Back a winner


If I had one piece of advice to give about grant writing and proposals, it is this: Don’t make “the cause” your first priority. Write so your prospective funder knows they’d be backing a winner if they funded you – you are the one to get the job done. Why is your horse the best at the starting gate? What training does it have? What’s its history and track record? Who is behind it? In other words, why will it (you) almost certainly be the one to WIN?

This is my guiding principal in non-profit grant writing. Ask yourself: Why is our organization the best possible choice to get the job done, to start the proposed project, to meet the need? Or if writing for corporate social responsibility: Why is this project and solution REALLY going to meet our CSR goals? Why is it the winning choice?

Many writers start with the need (or cause), or focus on it solely. Say they’re writing for a non-profit that offers shelter services for people who are homeless or marginally housed, and they spend most of a proposal speaking about homelessness and why it needs to be addressed. It’s not that “the need” isn’t important – of course it is; no one would debate that. It should be made clear in your proposals. But every organization can write about the need. Only you can write about why YOUR organization is the best opportunity a funder has to address it. As an outsider with fresh eyes, I’m often uniquely positioned to see what it is about an organization that makes it the odds-on favourite, a real leader among its peers.

Make your prospective funder feel as if they’re backing a winner, THE winner (because they are, right?), and … you’ve already won.

Feedback is a gift

Feedback is a gift. I’m not the one who said it – Seth Godin did – but it’s something I firmly believe. Feedback = gift, always.

When people take time and put themselves out there to share their thoughts on something, they are giving something very valuable – a new perspective.

After all, they don’t have to do it. What if you, the creator of that thing, don’t recognize the gift that it is? It’s so much easier for a reviewer to say, “It’s good,” rather than “It’s good, but I would have hoped for Y as well.”

Does this mean that I think that all feedback is right and should be immediately incorporated? Of course not. Reviewers can “get it wrong” sometimes, most certainly, just as content creators can. They may have overlooked something. Or they may have identified a problem, but they may not have the right solution.

The key is to open up a dialogue. And when that happens, when smart, passionate, outcome-focused people begin to listen to each other and hash ideas through, the final result can only get better.

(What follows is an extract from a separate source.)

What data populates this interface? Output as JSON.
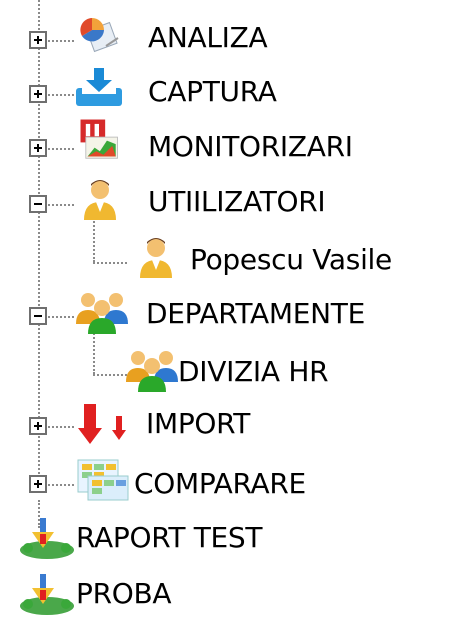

Slowly, something that’s not working will start to coalesce. Or something that is working will become that much more nuanced, stronger, exhilarating, or whatever.

And that’s a gift indeed.